Attackers are using drills to physically compromise ATMs so that they can steal thousands of dollars from the financial institutions operating them.
In the fall of 2016, a bank client revealed one of their ATMs that attackers had emptied to Kaspersky Lab. The only indication of physical tampering was a golf ball-sized hole someone had drilled into the machine next to the PIN pad. Law enforcement later arrested a suspect and found a laptop and cable in their possession.
These discoveries piqued the curiosity of Igor Soumenkov, a researcher at the Russian security firm. He said so at the company’s annual Kaspersky Analyst Summit. As quoted by WIRED:
“We wanted to know: To what extent can you control the internals of the ATM with one drilled hole and one connected wire? It turns out we can do anything with it. The dispenser will obey and dispense money, and it can all be done with a very simple microcomputer.”

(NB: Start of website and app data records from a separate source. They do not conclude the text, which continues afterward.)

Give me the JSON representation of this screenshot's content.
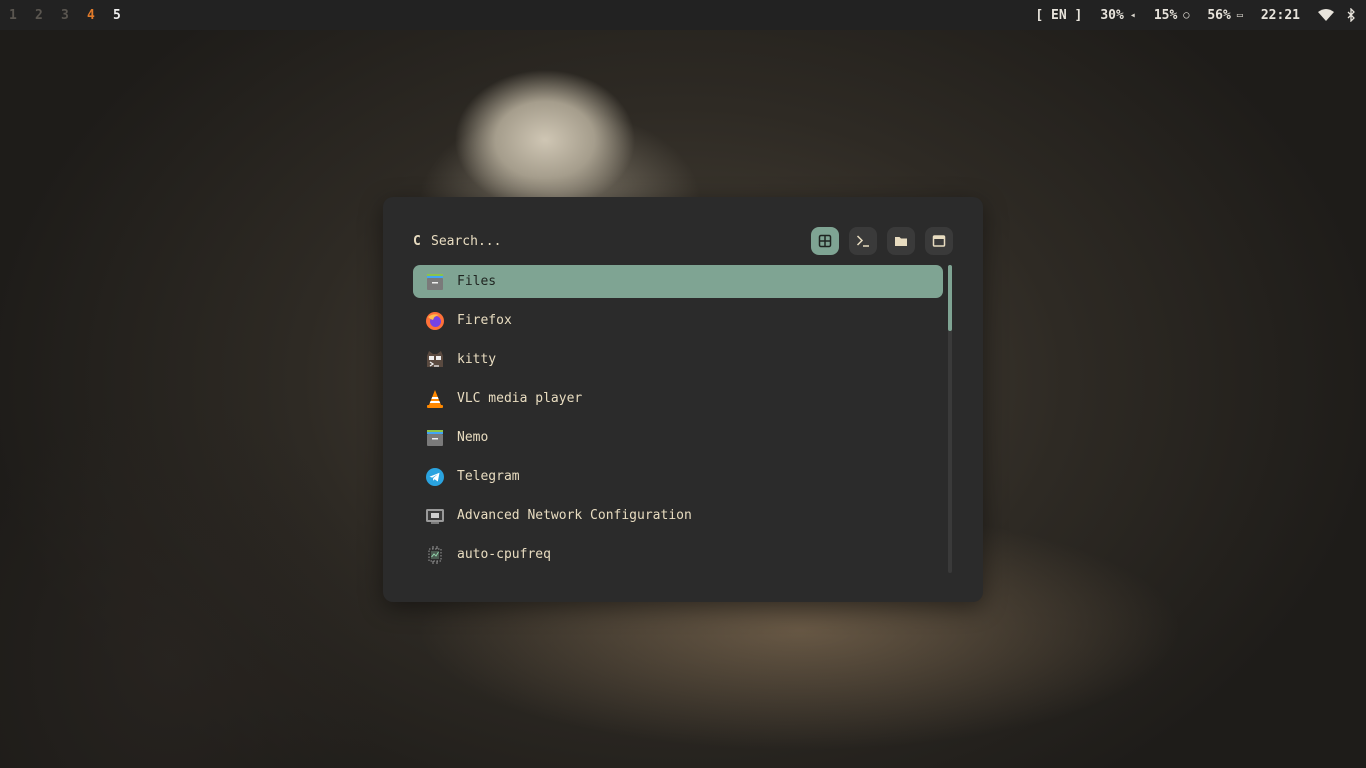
{
  "workspaces": [
    {
      "label": "1"
    },
    {
      "label": "2"
    },
    {
      "label": "3"
    },
    {
      "label": "4"
    },
    {
      "label": "5"
    }
  ],
  "status": {
    "keyboard_layout": "[ EN ]",
    "volume": "30%",
    "volume_icon": "speaker-icon",
    "brightness": "15%",
    "brightness_icon": "brightness-icon",
    "battery": "56%",
    "battery_icon": "battery-icon",
    "clock": "22:21"
  },
  "launcher": {
    "search_placeholder": "Search...",
    "search_value": "",
    "modes": [
      {
        "name": "apps-mode-button",
        "icon": "grid-icon",
        "active": true
      },
      {
        "name": "terminal-mode-button",
        "icon": "terminal-icon",
        "active": false
      },
      {
        "name": "files-mode-button",
        "icon": "folder-icon",
        "active": false
      },
      {
        "name": "windows-mode-button",
        "icon": "window-icon",
        "active": false
      }
    ],
    "apps": [
      {
        "label": "Files",
        "icon": "files-icon",
        "selected": true
      },
      {
        "label": "Firefox",
        "icon": "firefox-icon",
        "selected": false
      },
      {
        "label": "kitty",
        "icon": "kitty-icon",
        "selected": false
      },
      {
        "label": "VLC media player",
        "icon": "vlc-icon",
        "selected": false
      },
      {
        "label": "Nemo",
        "icon": "nemo-icon",
        "selected": false
      },
      {
        "label": "Telegram",
        "icon": "telegram-icon",
        "selected": false
      },
      {
        "label": "Advanced Network Configuration",
        "icon": "network-icon",
        "selected": false
      },
      {
        "label": "auto-cpufreq",
        "icon": "cpufreq-icon",
        "selected": false
      }
    ]
  },
  "colors": {
    "accent": "#7fa493",
    "active_workspace": "#e07a2a",
    "launcher_bg": "#2b2b2b",
    "text": "#e8dcc0"
  }
}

To get to the bottom of Soumenkov’s question, Kaspersky’s researchers transported the same ATM model to their lab and removed the machine’s front panel to look inside. They found a wire that connected all the ATM’s components, from the user interface to the cash dispenser. From their subsequent analysis, they also identified only a weak XOR cipher and no suitable authentication protecting the communications exchanged between these components.
WIRED’s Andy Greenberg puts this setup into perspective:
“In practical terms, that means any part of the ATM could essentially send commands to any other part, allowing an attacker to spoof commands to the dispenser, giving them the appearance of coming from the ATM’s own trusted computer.”
From there, it didn’t take long for the researchers to build a gadget consisting of a breadboard, an Atmega microcontroller, some capacitors, an adapter, and a 9-volt battery. The device was much smaller than the laptop that law enforcement had confiscated from the suspect they’d arrested. But it still had the ability to issue commands that instructed the ATM to empty itself by connecting to the machine’s central wire through the drilled hole.
That Kaspersky’s researchers confirmed this attack demonstrates the host of threats confronting financial organizations these days. Banks need to contend not only with Tyupkin and other ATM-minded malware. They also need to protect themselves against a growing array of physical attacks, including those using explosive material.
To defend against physical attacks, financial organizations should use cameras and other security systems to deter criminals who might want to tamper with their ATM machines. Additionally, they should consider locating their ATMs inside and not on their outdoor premises.